Content starts

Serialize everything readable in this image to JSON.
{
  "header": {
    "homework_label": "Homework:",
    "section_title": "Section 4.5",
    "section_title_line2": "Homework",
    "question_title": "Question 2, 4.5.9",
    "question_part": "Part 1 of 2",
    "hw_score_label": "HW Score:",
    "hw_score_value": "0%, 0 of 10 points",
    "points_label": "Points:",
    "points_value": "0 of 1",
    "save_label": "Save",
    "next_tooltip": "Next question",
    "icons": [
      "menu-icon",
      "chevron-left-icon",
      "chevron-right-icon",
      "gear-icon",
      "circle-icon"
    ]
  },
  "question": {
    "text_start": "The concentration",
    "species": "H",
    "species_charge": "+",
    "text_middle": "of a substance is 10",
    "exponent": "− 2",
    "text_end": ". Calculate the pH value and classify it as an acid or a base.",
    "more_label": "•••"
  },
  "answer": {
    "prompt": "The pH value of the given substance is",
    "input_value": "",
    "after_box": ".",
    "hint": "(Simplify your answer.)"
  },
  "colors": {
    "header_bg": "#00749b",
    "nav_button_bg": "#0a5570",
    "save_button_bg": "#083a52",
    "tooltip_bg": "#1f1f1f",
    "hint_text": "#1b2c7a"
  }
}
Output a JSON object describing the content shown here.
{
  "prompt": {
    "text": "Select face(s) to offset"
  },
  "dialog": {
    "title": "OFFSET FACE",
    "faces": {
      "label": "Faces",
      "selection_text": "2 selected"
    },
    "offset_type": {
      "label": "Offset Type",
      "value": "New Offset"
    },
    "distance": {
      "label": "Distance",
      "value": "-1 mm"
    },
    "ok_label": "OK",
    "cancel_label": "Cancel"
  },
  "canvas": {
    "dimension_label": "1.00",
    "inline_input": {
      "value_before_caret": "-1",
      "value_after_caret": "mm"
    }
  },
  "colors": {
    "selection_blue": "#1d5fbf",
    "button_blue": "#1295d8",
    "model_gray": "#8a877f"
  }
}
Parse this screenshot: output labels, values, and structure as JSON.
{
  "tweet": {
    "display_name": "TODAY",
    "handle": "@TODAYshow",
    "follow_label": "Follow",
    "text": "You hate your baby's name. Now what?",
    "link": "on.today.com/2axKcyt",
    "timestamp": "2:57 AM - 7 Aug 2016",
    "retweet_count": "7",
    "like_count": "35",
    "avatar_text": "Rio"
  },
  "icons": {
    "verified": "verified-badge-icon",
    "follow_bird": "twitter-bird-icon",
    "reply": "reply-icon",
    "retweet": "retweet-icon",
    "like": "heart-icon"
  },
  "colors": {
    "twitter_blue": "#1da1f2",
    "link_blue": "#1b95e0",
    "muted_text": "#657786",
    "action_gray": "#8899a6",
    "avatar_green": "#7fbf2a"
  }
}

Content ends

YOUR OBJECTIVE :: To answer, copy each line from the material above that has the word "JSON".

RESULT FOR THIS EXERCISE ::
Serialize everything readable in this image to JSON.
Output a JSON object describing the content shown here.
Parse this screenshot: output labels, values, and structure as JSON.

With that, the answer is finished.